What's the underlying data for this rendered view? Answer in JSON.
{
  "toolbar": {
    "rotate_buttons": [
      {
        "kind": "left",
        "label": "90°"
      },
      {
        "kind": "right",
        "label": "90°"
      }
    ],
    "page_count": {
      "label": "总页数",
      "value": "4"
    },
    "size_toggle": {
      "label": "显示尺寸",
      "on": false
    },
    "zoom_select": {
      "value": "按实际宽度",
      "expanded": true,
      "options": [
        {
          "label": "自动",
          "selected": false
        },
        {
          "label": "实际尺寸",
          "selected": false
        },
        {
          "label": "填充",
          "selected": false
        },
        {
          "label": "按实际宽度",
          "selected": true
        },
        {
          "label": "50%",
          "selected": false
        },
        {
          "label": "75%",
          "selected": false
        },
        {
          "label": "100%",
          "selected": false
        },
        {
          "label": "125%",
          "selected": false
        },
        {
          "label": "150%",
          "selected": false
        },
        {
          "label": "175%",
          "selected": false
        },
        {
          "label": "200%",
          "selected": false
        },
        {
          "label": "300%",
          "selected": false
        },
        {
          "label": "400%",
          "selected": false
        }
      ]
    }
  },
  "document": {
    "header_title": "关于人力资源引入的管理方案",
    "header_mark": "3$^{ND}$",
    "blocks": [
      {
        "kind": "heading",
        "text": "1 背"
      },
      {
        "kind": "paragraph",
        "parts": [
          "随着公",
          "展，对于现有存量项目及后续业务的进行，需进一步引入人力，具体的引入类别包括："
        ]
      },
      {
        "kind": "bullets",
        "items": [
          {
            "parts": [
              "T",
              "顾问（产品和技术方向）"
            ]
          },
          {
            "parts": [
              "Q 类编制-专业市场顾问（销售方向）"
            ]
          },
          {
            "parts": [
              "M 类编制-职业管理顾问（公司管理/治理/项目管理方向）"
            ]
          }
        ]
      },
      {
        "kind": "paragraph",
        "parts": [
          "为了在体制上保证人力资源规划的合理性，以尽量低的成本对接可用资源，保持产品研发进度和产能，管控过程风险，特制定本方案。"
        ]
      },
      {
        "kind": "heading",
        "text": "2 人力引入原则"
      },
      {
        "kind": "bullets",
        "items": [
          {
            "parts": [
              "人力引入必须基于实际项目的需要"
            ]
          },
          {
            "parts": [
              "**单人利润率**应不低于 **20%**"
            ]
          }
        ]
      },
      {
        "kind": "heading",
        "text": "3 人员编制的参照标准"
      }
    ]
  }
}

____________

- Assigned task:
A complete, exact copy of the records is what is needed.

- Task response:
What's the underlying data for this rendered view? Answer in JSON.
{
  "toolbar": {
    "rotate_buttons": [
      {
        "kind": "left",
        "label": "90°"
      },
      {
        "kind": "right",
        "label": "90°"
      }
    ],
    "page_count": {
      "label": "总页数",
      "value": "4"
    },
    "size_toggle": {
      "label": "显示尺寸",
      "on": false
    },
    "zoom_select": {
      "value": "按实际宽度",
      "expanded": true,
      "options": [
        {
          "label": "自动",
          "selected": false
        },
        {
          "label": "实际尺寸",
          "selected": false
        },
        {
          "label": "填充",
          "selected": false
        },
        {
          "label": "按实际宽度",
          "selected": true
        },
        {
          "label": "50%",
          "selected": false
        },
        {
          "label": "75%",
          "selected": false
        },
        {
          "label": "100%",
          "selected": false
        },
        {
          "label": "125%",
          "selected": false
        },
        {
          "label": "150%",
          "selected": false
        },
        {
          "label": "175%",
          "selected": false
        },
        {
          "label": "200%",
          "selected": false
        },
        {
          "label": "300%",
          "selected": false
        },
        {
          "label": "400%",
          "selected": false
        }
      ]
    }
  },
  "document": {
    "header_title": "关于人力资源引入的管理方案",
    "header_mark": "3$^{ND}$",
    "blocks": [
      {
        "kind": "heading",
        "text": "1 背"
      },
      {
        "kind": "paragraph",
        "parts": [
          "随着公",
          "展，对于现有存量项目及后续业务的进行，需进一步引入人力，具体的引入类别包括："
        ]
      },
      {
        "kind": "bullets",
        "items": [
          {
            "parts": [
              "T",
              "顾问（产品和技术方向）"
            ]
          },
          {
            "parts": [
              "Q 类编制-专业市场顾问（销售方向）"
            ]
          },
          {
            "parts": [
              "M 类编制-职业管理顾问（公司管理/治理/项目管理方向）"
            ]
          }
        ]
      },
      {
        "kind": "paragraph",
        "parts": [
          "为了在体制上保证人力资源规划的合理性，以尽量低的成本对接可用资源，保持产品研发进度和产能，管控过程风险，特制定本方案。"
        ]
      },
      {
        "kind": "heading",
        "text": "2 人力引入原则"
      },
      {
        "kind": "bullets",
        "items": [
          {
            "parts": [
              "人力引入必须基于实际项目的需要"
            ]
          },
          {
            "parts": [
              "**单人利润率**应不低于 **20%**"
            ]
          }
        ]
      },
      {
        "kind": "heading",
        "text": "3 人员编制的参照标准"
      }
    ]
  }
}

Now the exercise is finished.